A brewing tradition dating back to the early 1800s has been rekindled in Limekilns.
Appropriately, the partnership between the owner of the village’s Ship Inn, Ian Cruikshank, and local brewer Steven Hope, fermented over a pint.
That led to samples of the Brew Shed beers – named because they are brewed in Steven’s shed – being delivered to the pub.
That was the catalyst for the transformation of Steven’s small home brewing set-up into the first registered brewery in Limekilns since the closure of the historic Brucehaven Brewery nearly 150 years ago.
“I didn’t realise I was breaking a 150-year drought when I started,” Steven said.
It was just over a year ago that Steven gave Ian a couple of bottles to try. He tested it on some customers and everybody loved it.
“Ian said that if I ever wanted to put beer in the pub, he’d be delighted,” he continued.
The next three months were spent upgrading the brewing kit and getting official approval.
He added: “It took a long time to get everything ready but I’ve been hugely encouraged by Ian’s support and, of course, the support of the people who have tried the few test batches we’ve had the pub. They’ve been really popular.”

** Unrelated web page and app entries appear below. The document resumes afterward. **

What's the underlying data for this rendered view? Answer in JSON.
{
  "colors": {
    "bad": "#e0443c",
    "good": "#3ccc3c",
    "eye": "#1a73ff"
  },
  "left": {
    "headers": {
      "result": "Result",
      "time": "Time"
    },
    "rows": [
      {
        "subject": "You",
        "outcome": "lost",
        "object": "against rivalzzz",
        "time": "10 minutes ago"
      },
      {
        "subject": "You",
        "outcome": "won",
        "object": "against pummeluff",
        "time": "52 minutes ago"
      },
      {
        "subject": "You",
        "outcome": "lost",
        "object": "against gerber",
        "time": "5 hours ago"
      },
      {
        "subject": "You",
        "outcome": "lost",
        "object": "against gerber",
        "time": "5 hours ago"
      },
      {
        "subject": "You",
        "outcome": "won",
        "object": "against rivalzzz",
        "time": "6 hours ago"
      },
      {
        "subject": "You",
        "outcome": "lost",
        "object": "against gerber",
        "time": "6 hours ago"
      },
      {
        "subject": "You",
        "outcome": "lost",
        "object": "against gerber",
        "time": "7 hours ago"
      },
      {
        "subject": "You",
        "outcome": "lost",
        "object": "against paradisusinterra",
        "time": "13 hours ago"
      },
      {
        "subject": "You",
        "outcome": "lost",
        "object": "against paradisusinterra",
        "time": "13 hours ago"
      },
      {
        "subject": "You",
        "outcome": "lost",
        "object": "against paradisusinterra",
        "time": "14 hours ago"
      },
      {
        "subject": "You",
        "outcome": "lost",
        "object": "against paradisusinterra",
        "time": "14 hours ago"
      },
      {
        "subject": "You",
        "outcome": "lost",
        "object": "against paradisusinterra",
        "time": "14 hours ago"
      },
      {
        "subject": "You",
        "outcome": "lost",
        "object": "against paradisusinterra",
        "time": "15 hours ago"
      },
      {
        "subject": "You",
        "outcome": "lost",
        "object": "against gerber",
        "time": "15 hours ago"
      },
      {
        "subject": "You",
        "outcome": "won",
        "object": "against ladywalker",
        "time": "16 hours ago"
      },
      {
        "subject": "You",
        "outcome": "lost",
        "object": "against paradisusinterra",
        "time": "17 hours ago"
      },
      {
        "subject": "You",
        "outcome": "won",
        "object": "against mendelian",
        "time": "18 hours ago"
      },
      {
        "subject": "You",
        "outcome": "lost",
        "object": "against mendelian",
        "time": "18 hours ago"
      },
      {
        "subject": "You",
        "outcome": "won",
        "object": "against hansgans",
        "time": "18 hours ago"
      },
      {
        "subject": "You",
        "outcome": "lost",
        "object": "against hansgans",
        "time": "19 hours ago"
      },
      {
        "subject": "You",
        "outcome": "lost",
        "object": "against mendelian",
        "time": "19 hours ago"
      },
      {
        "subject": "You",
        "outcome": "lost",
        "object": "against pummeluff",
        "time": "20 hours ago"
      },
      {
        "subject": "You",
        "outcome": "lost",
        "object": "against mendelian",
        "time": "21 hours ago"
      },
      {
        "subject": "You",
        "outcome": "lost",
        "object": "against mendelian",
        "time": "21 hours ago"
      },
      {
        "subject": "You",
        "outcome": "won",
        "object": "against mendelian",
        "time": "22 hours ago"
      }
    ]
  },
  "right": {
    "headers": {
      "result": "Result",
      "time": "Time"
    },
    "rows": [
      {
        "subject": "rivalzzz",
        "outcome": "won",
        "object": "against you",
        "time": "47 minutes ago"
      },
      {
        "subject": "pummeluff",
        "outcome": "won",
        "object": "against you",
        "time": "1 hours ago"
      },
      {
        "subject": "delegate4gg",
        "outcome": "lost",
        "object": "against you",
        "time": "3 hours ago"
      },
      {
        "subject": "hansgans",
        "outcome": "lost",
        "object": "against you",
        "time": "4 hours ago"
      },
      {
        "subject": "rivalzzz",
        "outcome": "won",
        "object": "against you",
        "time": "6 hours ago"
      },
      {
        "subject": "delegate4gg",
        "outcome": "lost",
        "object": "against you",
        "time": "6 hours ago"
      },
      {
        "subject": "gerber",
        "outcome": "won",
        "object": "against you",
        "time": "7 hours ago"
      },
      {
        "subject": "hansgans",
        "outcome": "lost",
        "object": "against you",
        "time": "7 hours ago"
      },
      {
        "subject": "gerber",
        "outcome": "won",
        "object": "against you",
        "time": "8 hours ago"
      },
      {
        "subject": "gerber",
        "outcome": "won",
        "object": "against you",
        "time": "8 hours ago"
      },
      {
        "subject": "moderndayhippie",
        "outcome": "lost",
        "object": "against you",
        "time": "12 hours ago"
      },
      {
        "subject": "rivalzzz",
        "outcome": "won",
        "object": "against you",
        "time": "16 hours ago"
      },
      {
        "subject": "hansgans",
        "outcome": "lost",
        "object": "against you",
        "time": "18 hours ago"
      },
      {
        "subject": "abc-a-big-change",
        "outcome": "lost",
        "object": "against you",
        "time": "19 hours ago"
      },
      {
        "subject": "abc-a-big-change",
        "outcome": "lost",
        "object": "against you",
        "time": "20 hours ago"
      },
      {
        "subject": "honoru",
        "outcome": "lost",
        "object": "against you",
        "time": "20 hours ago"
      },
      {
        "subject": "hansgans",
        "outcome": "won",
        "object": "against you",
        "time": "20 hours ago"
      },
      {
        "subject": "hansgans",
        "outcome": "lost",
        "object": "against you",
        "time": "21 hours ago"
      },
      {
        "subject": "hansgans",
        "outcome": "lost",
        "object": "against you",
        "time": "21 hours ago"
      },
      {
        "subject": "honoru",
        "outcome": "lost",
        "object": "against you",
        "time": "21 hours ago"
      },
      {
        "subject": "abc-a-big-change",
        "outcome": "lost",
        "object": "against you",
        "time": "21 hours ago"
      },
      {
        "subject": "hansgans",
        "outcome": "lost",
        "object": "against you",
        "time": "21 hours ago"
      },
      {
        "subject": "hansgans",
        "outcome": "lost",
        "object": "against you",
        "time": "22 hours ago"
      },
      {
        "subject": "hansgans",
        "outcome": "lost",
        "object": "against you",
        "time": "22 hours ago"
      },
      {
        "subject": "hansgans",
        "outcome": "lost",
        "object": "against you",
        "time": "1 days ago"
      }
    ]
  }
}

So much so that the inn, said Ian, is hosting an engagement party this weekend with the happy couple requesting three of the local beers.
“Data from the Campaign for Real Ale shows that the UK is losing about 27 pubs every week. There’s lot of reasons for that but pubs have to do everything they can to attract customers,” said Ian.
The beers are a combination of historic Scottish brews, like a very pale hoppy ale dating from 1851 and a more traditional Scottish ale while he also has examples of American style IPAs.
“But this is about as far from commercial brewing as you can get,” he continued.
“I can only make enough for one cask at a time.”
It is then put in a cask and brought straight to the inn on the back of Steven’s motorcycle.
“It couldn’t be fresher,” he said.
Limekilns’ links with beer brewing
The area has a long tradition for brewing beer.
But little now remains of Lord Elgin’s Brucehaven Brewery.
And the area on which it stood is now given over to houses.
It is not exactly clear when the brewery closed but maps from 1895 suggest the site was “disused”.
It was advertised in 1826 as a going concern with eight working tuns.
But in The Scottish Jurist Lord Elgin sought repossession of an inn and bakehouse let to someone called William Beveridge, suggested it was closed by 1831.
It made the news in 1864 when the maltster was fined £150 for cheating the tax man.
By 1880 a local journal noted there was an extensive brewery and malt barn, the former “has long been discontinued” and only the latter, with reduced operations, continue.